Date read: 7.18.11
Book from: Borrowed from Kakaner
“After Midnight’s Rebellion in the Fall of 1152, the following Winter proves to be a cold and icy season. The Guard face a food shortage threatening the lives of many a mouse in the Territories. Some of the Guard’s finest – Saxon, Kenzie, Lieam, and Sadie, with the old grayfur Celanawe by their side – traverse the snow-blanketed Territories, acting as diplomats to improve relations between the mouse cities and the Guard, and seeking vital supplies for their headquarters at Lockhaven. But hungry predators, the dangers of ice and snow, and a wrong turn into the haunted depths of the abandoned weasel tunnels of Darkheather place even so intrepid a band of Guardsmice in mortal peril…”
As Kakaner assured me, Mouse Guard vol. 2 has much more emotional meat on its bones than did the first arc. Reading this volume, it’s clear that Fall 1152 was just a taster; here our sense of the Guard’s mythology and traditions is deepened, and the worldbuilding continues apace, both within the comic and in the (again) adorable and obsessively detailed appendices.
Midnight’s obligatory power-hungry rebellion is revealed to have longer-lasting implications for the politics of the Mouse Territories and the integrity of the Guard, while Sadie, Kenzie, and Saxon’s descent into the mindblowingly byzantine tunnels and vaulted caverns of Darkheather brings us closer to the darkness and horror that lie in the Guard’s recent past. On Lieam’s end of things, Celanawe drops hints about the mythology of the Black Axe – a lone, mysterious arbiter of justice – and teaches some lessons about self-reliance. All of this is clearly paving the way for Lieam’s impending ascension to full-blown badass. And then there are epic battles with a vengeful one-eyed owl, and torrents of bats in purplish gloom, and beautifully desolate lamplit snowscapes, and Kenzie/Saxon bromance (brodentmance?)…

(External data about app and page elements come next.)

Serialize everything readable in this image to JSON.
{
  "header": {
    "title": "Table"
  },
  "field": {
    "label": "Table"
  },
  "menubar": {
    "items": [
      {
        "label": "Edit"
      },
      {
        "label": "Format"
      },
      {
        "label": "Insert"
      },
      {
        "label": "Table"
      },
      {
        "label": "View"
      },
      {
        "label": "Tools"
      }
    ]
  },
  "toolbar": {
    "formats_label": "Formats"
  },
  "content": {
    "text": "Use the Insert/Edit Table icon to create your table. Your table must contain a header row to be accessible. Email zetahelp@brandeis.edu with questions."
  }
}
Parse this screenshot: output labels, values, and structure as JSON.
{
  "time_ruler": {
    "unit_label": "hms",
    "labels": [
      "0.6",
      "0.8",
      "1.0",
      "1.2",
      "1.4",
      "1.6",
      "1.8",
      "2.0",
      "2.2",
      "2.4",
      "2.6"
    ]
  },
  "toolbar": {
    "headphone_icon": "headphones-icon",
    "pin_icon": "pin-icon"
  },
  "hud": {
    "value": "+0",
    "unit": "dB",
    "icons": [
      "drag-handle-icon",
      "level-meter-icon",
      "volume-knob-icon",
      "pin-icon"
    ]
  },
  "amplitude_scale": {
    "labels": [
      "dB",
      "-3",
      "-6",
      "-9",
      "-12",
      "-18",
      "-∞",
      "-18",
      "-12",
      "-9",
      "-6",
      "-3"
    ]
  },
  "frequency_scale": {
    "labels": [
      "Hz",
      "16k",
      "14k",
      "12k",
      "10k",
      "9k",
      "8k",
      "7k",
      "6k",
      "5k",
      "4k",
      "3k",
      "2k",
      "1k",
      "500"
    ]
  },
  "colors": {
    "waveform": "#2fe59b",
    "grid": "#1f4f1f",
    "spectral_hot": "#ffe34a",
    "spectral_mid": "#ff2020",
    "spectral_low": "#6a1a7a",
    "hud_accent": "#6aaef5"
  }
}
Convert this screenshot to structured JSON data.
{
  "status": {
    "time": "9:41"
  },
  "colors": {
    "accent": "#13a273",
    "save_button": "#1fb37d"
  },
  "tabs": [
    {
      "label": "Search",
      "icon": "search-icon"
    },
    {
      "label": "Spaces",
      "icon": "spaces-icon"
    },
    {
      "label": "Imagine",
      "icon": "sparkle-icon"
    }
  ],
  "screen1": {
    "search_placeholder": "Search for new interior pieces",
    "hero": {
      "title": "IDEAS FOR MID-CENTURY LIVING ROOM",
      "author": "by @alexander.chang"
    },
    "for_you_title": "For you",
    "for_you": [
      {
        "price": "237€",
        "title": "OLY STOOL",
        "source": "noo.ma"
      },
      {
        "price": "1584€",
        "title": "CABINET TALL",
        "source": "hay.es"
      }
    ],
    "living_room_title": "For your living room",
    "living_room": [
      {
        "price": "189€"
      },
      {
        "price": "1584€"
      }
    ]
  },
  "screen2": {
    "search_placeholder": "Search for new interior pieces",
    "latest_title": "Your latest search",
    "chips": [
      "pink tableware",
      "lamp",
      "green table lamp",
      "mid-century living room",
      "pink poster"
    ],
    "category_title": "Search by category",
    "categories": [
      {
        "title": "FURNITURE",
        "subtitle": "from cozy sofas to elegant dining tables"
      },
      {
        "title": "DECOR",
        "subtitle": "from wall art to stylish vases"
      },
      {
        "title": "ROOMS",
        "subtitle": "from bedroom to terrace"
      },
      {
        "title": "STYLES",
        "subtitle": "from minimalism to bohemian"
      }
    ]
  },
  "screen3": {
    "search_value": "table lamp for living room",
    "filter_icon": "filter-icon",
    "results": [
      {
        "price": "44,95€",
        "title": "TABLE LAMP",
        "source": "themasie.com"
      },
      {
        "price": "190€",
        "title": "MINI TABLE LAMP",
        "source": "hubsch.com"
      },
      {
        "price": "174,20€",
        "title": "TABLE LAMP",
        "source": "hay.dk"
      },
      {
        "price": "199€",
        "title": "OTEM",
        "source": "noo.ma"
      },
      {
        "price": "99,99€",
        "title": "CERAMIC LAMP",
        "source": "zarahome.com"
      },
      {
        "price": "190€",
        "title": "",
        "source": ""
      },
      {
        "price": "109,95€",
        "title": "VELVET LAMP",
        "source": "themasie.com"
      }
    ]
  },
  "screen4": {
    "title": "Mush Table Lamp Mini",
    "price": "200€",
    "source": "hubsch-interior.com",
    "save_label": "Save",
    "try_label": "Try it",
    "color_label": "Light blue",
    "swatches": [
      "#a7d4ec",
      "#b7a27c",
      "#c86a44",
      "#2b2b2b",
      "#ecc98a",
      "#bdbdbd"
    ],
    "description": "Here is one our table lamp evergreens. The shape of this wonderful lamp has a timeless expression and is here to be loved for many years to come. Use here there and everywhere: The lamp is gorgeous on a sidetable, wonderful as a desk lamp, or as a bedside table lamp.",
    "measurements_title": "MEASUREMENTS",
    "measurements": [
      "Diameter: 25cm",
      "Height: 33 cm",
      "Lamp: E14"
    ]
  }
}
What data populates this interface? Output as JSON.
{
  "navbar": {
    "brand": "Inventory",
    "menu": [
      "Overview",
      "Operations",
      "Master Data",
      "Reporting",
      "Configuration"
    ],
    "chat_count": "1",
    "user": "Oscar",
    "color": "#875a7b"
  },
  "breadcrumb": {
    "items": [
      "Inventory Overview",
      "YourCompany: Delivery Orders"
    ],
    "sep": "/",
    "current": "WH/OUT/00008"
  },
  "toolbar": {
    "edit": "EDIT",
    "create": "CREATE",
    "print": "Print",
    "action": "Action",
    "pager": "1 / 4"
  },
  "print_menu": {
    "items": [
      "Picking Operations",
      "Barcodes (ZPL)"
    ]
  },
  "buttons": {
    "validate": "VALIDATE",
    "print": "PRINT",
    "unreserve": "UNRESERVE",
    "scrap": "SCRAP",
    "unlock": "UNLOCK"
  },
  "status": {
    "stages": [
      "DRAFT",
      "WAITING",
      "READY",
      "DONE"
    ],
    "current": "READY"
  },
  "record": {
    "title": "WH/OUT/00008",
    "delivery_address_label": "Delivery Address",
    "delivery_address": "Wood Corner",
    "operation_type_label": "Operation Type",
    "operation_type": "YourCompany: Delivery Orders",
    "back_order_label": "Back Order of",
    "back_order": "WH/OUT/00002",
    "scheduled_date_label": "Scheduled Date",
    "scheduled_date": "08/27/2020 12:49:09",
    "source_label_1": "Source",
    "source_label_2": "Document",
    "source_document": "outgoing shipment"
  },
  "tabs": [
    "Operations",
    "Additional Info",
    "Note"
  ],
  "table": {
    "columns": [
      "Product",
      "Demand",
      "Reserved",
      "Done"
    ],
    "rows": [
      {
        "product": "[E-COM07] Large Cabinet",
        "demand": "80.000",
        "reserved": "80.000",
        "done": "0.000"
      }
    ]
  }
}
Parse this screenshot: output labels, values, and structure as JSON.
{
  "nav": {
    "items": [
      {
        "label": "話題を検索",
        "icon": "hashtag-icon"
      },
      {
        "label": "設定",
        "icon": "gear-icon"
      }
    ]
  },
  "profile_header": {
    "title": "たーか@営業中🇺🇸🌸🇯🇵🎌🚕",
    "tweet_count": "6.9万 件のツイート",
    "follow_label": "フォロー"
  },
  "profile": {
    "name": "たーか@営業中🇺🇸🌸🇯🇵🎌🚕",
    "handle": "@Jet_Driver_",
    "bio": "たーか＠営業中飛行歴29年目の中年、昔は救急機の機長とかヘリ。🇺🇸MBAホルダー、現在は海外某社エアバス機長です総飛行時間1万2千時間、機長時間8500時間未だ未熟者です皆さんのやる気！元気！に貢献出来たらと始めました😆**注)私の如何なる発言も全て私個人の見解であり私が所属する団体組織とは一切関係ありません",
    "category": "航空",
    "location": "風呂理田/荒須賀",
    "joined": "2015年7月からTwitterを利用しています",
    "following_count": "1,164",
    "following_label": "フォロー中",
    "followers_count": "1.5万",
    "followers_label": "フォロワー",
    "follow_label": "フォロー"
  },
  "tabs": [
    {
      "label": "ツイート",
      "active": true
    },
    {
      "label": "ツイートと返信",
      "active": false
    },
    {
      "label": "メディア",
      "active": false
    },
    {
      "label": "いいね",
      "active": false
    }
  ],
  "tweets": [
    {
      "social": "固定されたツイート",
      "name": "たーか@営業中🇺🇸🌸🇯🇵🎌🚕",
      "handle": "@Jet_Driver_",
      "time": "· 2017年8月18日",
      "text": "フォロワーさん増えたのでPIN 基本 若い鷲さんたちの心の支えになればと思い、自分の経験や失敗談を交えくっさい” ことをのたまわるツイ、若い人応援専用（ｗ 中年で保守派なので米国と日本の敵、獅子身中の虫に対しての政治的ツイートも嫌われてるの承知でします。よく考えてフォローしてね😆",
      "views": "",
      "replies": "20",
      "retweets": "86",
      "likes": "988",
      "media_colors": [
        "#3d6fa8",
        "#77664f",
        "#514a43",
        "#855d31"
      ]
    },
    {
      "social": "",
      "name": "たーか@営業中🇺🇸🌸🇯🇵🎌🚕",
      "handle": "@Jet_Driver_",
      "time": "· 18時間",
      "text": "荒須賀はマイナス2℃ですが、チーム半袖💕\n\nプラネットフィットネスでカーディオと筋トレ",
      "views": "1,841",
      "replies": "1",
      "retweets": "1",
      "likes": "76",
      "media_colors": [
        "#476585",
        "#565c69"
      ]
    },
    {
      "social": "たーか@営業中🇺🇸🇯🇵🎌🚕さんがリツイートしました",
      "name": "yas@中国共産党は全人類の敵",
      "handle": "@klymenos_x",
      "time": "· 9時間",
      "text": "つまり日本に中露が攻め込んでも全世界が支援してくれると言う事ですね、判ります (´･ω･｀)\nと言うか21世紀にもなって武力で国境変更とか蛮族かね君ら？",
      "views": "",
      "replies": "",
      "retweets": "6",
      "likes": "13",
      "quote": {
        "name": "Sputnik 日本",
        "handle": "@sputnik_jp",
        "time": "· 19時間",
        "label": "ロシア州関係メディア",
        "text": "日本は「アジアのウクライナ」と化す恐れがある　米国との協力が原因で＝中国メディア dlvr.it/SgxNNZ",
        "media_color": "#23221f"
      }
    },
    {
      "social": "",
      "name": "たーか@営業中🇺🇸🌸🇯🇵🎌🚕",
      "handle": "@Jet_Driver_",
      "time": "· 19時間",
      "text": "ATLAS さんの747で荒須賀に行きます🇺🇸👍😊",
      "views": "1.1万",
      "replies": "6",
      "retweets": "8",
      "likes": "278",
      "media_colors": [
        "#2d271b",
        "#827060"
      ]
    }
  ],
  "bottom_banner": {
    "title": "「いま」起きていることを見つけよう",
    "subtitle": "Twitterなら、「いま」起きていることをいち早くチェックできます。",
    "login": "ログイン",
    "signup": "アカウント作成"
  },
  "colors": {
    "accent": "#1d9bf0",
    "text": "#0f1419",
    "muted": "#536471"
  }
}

Also, I underwent a weird little cognitive tweak reading this volume. During the first I’d felt I just couldn’t get the characters, and tenatively chalked it up to the dialogue being a bit stilted. This time around I realized that it’s also that the mice generally only have two facial expressions: peering intently, or squinting determinedly. And once I realized that, I was fine with it; it’s like I’d placated an otherwise expectant emotional processing circuit. Conclusion: Brains are weird. Have some more cute mice.